John Ransom

Good news everyone: Jobless claims on a weekly basis fell to a five-year low according to the Labor Department.

Bad news everyone: Yet still more people remain jobless.

And why is that? Because Obama doesn’t care about jobs.

When you reckon out the newest jobless figures using the Obama’s best calculus, the weekly decline doesn’t mean that fewer people are unemployed.

That would be asking way too much from an administration that seems phobic about private-sector job creation.

“Applications for jobless benefits decreased by 37,000 to 335,000 in the week ended Jan. 12, the lowest level since the period ended Jan. 19, 2008, Labor Department figures showed today,” reports Bloomberg. “Economists forecast 369,000 claims, according to the median estimate in a Bloomberg survey. A spokesman for the agency said the drop may reflect the difficulty the government has in adjusting the data after the holidays when seasonal workers are let go.” [Ransom’s emphasis]

See?

And I bet you wanted jobless figure to reflect actual joblessness.

Ha! Fat chance.

You obviously know nothing about good government.

The murky math that shows claims falling is belied by other statistics released by the Labor Department that look at long term trends in unemployment: 3.21 million continue to receive regular jobless benefits, and another 2.06 million are receiving extended benefits under a federal emergency program. Joblessness amongst those eligible for benefits- our newest employed- rose 2.5 percent, all according to Bloomberg.
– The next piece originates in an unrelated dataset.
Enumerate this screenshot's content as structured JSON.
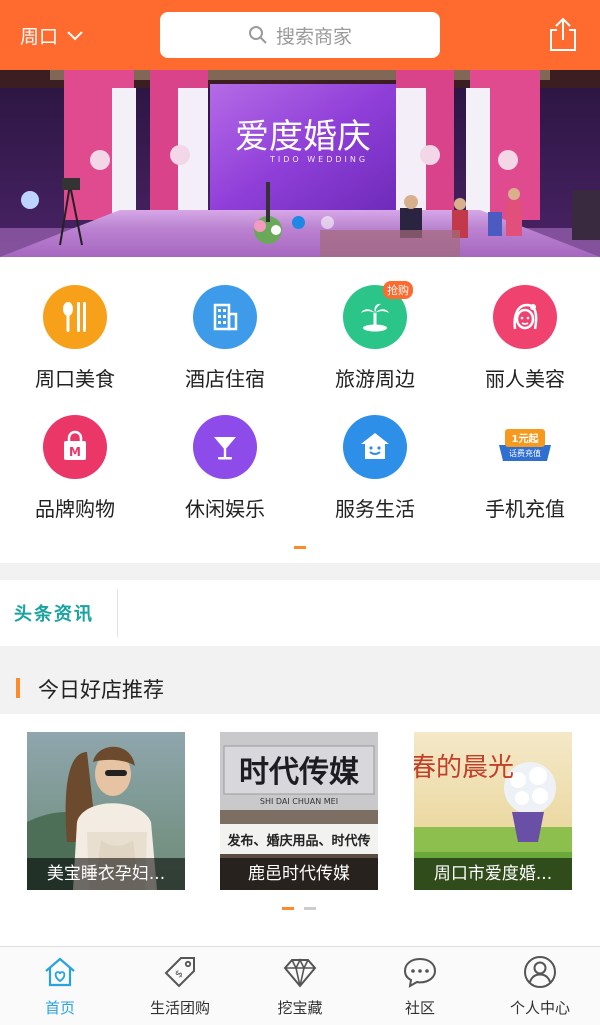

An unidentified Labor Department official told Bloomberg that jobless claims this week are likely a “short-term distortion.”

“Our weekly numbers bounce around quite a bit,” the Labor Department official said as the figures were released. In the first couple weeks of January, unadjusted claims typically rise to the highest level of the year. The increase this week was smaller than the agency anticipated in adjusting the data.

“This tends to be a short-term distortion,” he said, noting that similar patterns occurred in January 2007 and 2008.    

At best the jobless trend is flat, echoes our friend(s) over at Political Calculations.


John Ransom

John Ransom is the Finance Editor for Townhall Finance.